'If you liked GONE GIRL and THE GIRL ON THE TRAIN, you might want to pick up THE WIDOW by Fiona Barton. Engrossing. Suspenseful' Stephen King
We've all seen him: the man - the monster - staring from the front page of every newspaper, accused of a terrible crime.
But what about her: the woman who grips his arm on the courtroom stairs - the wife who stands by him?
Jean Taylor's life was blissfully ordinary. Nice house, nice husband. Glen was all she'd ever wanted: her Prince Charming.
Until he became that man accused, that monster on the front page. Jean was married to a man everyone thought capable of unimaginable evil.
But now Glen is dead and she's alone for the first time, free to tell her story on her own terms.
Jean Taylor is going to tell us what she knows.
***** 'The book really got under my skin and had me turning pages at a rate of knots, unable to tear myself away.'
***** 'An utterly addictive read that I couldn't put down.'
***** 'Clever twists and turns . . . kept me on my toes until the end.'
Read Fiona Barton's other tantalising thrillers: THE CHILD and THE SUSPECT.
"Dark, compelling and utterly unputdownable. My book of the year so far"
Fiona Barton's debut, The Widow, was a Sunday Times and New York Times bestseller and has been published in thirty-five countries and optioned for television. Her second novel, The Child, was a Sunday Times bestseller. Born in Cambridge, Fiona currently lives in south-west France.
Previously, she was a senior writer at the Daily Mail, news editor at the Daily Telegraph, and chief reporter at the Mail on Sunday, where she won Reporter of the Year at the British Press Awards.

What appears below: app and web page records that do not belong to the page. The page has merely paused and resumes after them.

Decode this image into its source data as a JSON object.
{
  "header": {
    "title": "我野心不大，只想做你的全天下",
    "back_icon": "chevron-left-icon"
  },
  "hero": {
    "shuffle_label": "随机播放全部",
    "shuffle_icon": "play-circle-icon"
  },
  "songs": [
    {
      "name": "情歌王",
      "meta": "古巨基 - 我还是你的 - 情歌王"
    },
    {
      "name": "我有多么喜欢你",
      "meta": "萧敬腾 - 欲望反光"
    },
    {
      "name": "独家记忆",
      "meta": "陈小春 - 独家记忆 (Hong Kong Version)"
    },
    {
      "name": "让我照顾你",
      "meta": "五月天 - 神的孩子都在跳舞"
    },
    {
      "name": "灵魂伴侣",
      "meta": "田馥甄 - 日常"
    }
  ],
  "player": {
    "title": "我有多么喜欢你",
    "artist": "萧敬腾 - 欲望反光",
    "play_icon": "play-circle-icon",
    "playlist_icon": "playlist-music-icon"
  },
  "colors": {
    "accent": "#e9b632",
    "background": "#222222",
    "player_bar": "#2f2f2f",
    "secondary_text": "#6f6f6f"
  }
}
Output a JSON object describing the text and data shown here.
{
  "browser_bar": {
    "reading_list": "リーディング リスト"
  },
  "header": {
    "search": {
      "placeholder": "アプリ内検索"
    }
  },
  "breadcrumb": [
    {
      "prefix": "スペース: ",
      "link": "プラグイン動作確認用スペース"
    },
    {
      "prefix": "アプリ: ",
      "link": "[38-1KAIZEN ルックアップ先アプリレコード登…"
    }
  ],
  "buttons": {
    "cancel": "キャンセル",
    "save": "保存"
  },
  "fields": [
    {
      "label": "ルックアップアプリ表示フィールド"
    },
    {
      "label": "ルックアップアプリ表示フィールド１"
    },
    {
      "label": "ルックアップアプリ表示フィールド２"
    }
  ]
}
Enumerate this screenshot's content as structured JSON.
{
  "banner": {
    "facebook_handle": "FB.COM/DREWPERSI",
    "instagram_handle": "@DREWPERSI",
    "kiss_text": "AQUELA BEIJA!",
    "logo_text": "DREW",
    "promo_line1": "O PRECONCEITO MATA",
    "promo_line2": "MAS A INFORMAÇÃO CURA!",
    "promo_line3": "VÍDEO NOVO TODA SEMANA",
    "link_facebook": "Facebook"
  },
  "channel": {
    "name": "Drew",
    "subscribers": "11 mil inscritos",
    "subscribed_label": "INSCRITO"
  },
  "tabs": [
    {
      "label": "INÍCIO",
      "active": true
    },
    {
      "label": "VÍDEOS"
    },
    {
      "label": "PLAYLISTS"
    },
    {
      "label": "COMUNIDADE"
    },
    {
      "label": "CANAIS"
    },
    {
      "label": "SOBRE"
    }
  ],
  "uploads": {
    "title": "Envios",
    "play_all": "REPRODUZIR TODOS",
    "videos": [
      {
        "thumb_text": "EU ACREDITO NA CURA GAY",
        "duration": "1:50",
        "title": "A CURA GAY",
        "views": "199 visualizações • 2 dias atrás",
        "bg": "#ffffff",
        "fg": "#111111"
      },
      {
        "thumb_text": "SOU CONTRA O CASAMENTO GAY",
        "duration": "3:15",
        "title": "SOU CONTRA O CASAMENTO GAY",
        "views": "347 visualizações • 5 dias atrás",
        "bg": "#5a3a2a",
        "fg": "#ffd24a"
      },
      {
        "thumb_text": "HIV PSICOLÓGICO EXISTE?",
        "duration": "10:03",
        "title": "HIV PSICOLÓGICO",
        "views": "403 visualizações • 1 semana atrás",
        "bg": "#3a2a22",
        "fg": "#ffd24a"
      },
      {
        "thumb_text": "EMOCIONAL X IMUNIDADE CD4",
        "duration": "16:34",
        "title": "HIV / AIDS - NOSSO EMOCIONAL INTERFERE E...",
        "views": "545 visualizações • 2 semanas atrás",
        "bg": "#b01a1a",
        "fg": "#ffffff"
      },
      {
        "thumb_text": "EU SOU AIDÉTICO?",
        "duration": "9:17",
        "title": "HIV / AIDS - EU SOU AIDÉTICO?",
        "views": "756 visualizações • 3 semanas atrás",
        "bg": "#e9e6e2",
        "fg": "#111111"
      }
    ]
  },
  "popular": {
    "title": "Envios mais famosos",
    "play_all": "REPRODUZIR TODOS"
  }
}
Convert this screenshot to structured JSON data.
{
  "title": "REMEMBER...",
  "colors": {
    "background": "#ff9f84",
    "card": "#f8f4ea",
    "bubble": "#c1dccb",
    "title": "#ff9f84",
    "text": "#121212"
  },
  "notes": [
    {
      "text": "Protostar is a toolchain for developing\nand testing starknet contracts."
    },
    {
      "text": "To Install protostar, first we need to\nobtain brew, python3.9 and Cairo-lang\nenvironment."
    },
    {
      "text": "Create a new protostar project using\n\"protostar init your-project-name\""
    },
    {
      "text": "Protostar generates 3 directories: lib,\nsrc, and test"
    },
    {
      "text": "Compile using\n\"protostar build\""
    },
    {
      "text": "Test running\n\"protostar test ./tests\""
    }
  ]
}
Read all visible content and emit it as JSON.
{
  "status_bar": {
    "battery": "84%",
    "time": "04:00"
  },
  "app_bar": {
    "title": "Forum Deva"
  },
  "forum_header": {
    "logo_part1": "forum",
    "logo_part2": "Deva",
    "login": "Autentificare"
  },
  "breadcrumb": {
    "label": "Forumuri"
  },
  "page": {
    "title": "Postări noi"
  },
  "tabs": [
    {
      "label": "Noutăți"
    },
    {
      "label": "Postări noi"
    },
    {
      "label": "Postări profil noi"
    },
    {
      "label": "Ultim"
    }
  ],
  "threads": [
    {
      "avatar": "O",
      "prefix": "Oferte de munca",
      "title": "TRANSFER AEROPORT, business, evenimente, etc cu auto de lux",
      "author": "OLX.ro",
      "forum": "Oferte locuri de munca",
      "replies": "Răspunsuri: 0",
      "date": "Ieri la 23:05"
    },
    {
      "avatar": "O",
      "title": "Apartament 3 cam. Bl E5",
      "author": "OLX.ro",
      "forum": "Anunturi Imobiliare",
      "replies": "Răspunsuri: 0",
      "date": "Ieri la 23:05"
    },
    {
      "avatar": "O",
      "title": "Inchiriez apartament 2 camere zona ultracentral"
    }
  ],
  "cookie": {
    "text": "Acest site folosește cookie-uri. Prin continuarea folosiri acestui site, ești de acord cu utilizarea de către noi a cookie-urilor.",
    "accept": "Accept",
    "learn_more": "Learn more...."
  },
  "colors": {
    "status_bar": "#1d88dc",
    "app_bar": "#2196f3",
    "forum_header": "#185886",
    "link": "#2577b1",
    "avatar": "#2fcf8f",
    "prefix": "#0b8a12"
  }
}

While working as a journalist, Fiona reported on many high-profile criminal cases and she developed a fascination with watching those involved, their body language and verbal tics. Fiona interviewed people at the heart of these crimes, from the guilty to their families, as well as those on the periphery, and found it was those just outside the spotlight who interested her most . . .